**Description of the task:** Output every entry below exactly as it is written.

**Material for the task:**
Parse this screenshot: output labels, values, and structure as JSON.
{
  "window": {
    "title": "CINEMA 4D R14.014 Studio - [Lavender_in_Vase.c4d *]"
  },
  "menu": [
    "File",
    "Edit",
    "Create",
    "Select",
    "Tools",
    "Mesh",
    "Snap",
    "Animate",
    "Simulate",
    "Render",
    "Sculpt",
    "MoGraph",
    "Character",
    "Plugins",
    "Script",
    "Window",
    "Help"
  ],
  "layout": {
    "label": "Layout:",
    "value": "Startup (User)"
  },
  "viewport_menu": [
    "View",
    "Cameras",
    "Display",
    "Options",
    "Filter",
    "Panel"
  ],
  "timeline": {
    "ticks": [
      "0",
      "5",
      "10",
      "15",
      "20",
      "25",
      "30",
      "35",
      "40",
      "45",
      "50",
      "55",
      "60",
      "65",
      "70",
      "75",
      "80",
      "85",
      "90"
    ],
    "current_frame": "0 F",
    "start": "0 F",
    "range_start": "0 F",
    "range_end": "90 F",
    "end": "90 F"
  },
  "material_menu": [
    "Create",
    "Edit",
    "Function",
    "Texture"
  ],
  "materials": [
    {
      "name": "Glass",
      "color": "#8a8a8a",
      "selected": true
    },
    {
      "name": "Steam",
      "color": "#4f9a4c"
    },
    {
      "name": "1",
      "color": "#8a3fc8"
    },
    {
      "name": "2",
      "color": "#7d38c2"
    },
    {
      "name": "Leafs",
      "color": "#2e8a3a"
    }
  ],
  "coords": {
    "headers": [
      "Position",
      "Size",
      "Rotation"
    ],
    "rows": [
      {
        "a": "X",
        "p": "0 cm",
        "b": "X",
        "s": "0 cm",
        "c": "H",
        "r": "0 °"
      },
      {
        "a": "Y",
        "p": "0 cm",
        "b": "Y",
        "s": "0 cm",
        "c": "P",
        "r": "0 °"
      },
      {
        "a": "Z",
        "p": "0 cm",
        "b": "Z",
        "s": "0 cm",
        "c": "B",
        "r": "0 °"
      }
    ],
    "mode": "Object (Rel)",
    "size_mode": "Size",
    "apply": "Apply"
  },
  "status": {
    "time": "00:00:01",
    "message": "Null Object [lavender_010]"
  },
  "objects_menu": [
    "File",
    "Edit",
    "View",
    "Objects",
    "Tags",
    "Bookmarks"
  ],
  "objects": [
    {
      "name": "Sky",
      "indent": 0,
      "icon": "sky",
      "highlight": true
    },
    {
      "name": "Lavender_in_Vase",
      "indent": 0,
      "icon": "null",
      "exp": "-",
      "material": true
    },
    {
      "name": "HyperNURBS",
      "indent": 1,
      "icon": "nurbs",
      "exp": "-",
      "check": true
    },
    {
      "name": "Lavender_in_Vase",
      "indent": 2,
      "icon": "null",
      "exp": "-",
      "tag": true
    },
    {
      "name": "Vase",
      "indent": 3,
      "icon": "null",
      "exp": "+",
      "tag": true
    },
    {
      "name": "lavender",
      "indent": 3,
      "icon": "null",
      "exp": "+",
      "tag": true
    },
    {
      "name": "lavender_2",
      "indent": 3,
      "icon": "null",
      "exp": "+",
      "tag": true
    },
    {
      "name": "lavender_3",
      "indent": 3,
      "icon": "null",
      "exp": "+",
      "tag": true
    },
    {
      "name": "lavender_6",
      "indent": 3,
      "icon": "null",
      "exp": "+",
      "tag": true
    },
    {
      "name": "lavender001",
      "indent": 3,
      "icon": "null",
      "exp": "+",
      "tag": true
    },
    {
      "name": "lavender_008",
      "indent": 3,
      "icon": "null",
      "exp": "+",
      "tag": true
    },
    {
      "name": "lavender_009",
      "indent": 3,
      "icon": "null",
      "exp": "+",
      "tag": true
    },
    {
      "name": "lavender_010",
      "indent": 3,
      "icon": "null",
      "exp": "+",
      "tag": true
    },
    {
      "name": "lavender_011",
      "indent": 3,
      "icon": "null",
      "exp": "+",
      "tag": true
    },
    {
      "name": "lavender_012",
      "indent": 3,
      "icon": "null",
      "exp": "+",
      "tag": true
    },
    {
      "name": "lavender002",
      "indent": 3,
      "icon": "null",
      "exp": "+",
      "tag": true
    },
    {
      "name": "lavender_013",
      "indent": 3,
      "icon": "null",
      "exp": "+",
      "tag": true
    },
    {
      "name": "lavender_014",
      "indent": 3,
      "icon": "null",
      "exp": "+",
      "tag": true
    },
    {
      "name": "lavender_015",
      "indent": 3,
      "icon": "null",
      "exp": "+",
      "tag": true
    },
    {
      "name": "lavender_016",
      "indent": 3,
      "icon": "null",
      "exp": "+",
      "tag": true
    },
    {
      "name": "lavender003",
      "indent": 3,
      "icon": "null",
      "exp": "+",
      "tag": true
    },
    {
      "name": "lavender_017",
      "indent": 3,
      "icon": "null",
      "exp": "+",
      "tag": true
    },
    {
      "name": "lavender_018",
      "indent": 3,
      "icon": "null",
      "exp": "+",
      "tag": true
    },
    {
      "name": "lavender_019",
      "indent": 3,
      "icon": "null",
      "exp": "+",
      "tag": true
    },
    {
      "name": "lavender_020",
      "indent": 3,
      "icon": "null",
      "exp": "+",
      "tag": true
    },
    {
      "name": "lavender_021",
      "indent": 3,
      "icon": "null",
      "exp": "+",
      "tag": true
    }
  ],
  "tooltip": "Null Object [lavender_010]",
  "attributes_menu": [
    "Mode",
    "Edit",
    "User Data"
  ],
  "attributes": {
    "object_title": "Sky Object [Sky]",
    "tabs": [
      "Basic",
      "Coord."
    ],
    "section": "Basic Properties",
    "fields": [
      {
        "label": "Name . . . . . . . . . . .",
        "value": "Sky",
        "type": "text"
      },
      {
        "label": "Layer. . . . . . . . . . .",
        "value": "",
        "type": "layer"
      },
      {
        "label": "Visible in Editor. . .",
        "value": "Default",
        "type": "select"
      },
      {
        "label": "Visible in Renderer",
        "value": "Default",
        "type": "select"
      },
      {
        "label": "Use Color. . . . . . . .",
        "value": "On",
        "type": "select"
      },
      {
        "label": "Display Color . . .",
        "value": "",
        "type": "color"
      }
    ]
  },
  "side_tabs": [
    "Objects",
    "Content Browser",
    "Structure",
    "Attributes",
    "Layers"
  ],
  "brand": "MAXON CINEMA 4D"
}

**Task output:**
Parse this screenshot: output labels, values, and structure as JSON.
{
  "window": {
    "title": "CINEMA 4D R14.014 Studio - [Lavender_in_Vase.c4d *]"
  },
  "menu": [
    "File",
    "Edit",
    "Create",
    "Select",
    "Tools",
    "Mesh",
    "Snap",
    "Animate",
    "Simulate",
    "Render",
    "Sculpt",
    "MoGraph",
    "Character",
    "Plugins",
    "Script",
    "Window",
    "Help"
  ],
  "layout": {
    "label": "Layout:",
    "value": "Startup (User)"
  },
  "viewport_menu": [
    "View",
    "Cameras",
    "Display",
    "Options",
    "Filter",
    "Panel"
  ],
  "timeline": {
    "ticks": [
      "0",
      "5",
      "10",
      "15",
      "20",
      "25",
      "30",
      "35",
      "40",
      "45",
      "50",
      "55",
      "60",
      "65",
      "70",
      "75",
      "80",
      "85",
      "90"
    ],
    "current_frame": "0 F",
    "start": "0 F",
    "range_start": "0 F",
    "range_end": "90 F",
    "end": "90 F"
  },
  "material_menu": [
    "Create",
    "Edit",
    "Function",
    "Texture"
  ],
  "materials": [
    {
      "name": "Glass",
      "color": "#8a8a8a",
      "selected": true
    },
    {
      "name": "Steam",
      "color": "#4f9a4c"
    },
    {
      "name": "1",
      "color": "#8a3fc8"
    },
    {
      "name": "2",
      "color": "#7d38c2"
    },
    {
      "name": "Leafs",
      "color": "#2e8a3a"
    }
  ],
  "coords": {
    "headers": [
      "Position",
      "Size",
      "Rotation"
    ],
    "rows": [
      {
        "a": "X",
        "p": "0 cm",
        "b": "X",
        "s": "0 cm",
        "c": "H",
        "r": "0 °"
      },
      {
        "a": "Y",
        "p": "0 cm",
        "b": "Y",
        "s": "0 cm",
        "c": "P",
        "r": "0 °"
      },
      {
        "a": "Z",
        "p": "0 cm",
        "b": "Z",
        "s": "0 cm",
        "c": "B",
        "r": "0 °"
      }
    ],
    "mode": "Object (Rel)",
    "size_mode": "Size",
    "apply": "Apply"
  },
  "status": {
    "time": "00:00:01",
    "message": "Null Object [lavender_010]"
  },
  "objects_menu": [
    "File",
    "Edit",
    "View",
    "Objects",
    "Tags",
    "Bookmarks"
  ],
  "objects": [
    {
      "name": "Sky",
      "indent": 0,
      "icon": "sky",
      "highlight": true
    },
    {
      "name": "Lavender_in_Vase",
      "indent": 0,
      "icon": "null",
      "exp": "-",
      "material": true
    },
    {
      "name": "HyperNURBS",
      "indent": 1,
      "icon": "nurbs",
      "exp": "-",
      "check": true
    },
    {
      "name": "Lavender_in_Vase",
      "indent": 2,
      "icon": "null",
      "exp": "-",
      "tag": true
    },
    {
      "name": "Vase",
      "indent": 3,
      "icon": "null",
      "exp": "+",
      "tag": true
    },
    {
      "name": "lavender",
      "indent": 3,
      "icon": "null",
      "exp": "+",
      "tag": true
    },
    {
      "name": "lavender_2",
      "indent": 3,
      "icon": "null",
      "exp": "+",
      "tag": true
    },
    {
      "name": "lavender_3",
      "indent": 3,
      "icon": "null",
      "exp": "+",
      "tag": true
    },
    {
      "name": "lavender_6",
      "indent": 3,
      "icon": "null",
      "exp": "+",
      "tag": true
    },
    {
      "name": "lavender001",
      "indent": 3,
      "icon": "null",
      "exp": "+",
      "tag": true
    },
    {
      "name": "lavender_008",
      "indent": 3,
      "icon": "null",
      "exp": "+",
      "tag": true
    },
    {
      "name": "lavender_009",
      "indent": 3,
      "icon": "null",
      "exp": "+",
      "tag": true
    },
    {
      "name": "lavender_010",
      "indent": 3,
      "icon": "null",
      "exp": "+",
      "tag": true
    },
    {
      "name": "lavender_011",
      "indent": 3,
      "icon": "null",
      "exp": "+",
      "tag": true
    },
    {
      "name": "lavender_012",
      "indent": 3,
      "icon": "null",
      "exp": "+",
      "tag": true
    },
    {
      "name": "lavender002",
      "indent": 3,
      "icon": "null",
      "exp": "+",
      "tag": true
    },
    {
      "name": "lavender_013",
      "indent": 3,
      "icon": "null",
      "exp": "+",
      "tag": true
    },
    {
      "name": "lavender_014",
      "indent": 3,
      "icon": "null",
      "exp": "+",
      "tag": true
    },
    {
      "name": "lavender_015",
      "indent": 3,
      "icon": "null",
      "exp": "+",
      "tag": true
    },
    {
      "name": "lavender_016",
      "indent": 3,
      "icon": "null",
      "exp": "+",
      "tag": true
    },
    {
      "name": "lavender003",
      "indent": 3,
      "icon": "null",
      "exp": "+",
      "tag": true
    },
    {
      "name": "lavender_017",
      "indent": 3,
      "icon": "null",
      "exp": "+",
      "tag": true
    },
    {
      "name": "lavender_018",
      "indent": 3,
      "icon": "null",
      "exp": "+",
      "tag": true
    },
    {
      "name": "lavender_019",
      "indent": 3,
      "icon": "null",
      "exp": "+",
      "tag": true
    },
    {
      "name": "lavender_020",
      "indent": 3,
      "icon": "null",
      "exp": "+",
      "tag": true
    },
    {
      "name": "lavender_021",
      "indent": 3,
      "icon": "null",
      "exp": "+",
      "tag": true
    }
  ],
  "tooltip": "Null Object [lavender_010]",
  "attributes_menu": [
    "Mode",
    "Edit",
    "User Data"
  ],
  "attributes": {
    "object_title": "Sky Object [Sky]",
    "tabs": [
      "Basic",
      "Coord."
    ],
    "section": "Basic Properties",
    "fields": [
      {
        "label": "Name . . . . . . . . . . .",
        "value": "Sky",
        "type": "text"
      },
      {
        "label": "Layer. . . . . . . . . . .",
        "value": "",
        "type": "layer"
      },
      {
        "label": "Visible in Editor. . .",
        "value": "Default",
        "type": "select"
      },
      {
        "label": "Visible in Renderer",
        "value": "Default",
        "type": "select"
      },
      {
        "label": "Use Color. . . . . . . .",
        "value": "On",
        "type": "select"
      },
      {
        "label": "Display Color . . .",
        "value": "",
        "type": "color"
      }
    ]
  },
  "side_tabs": [
    "Objects",
    "Content Browser",
    "Structure",
    "Attributes",
    "Layers"
  ],
  "brand": "MAXON CINEMA 4D"
}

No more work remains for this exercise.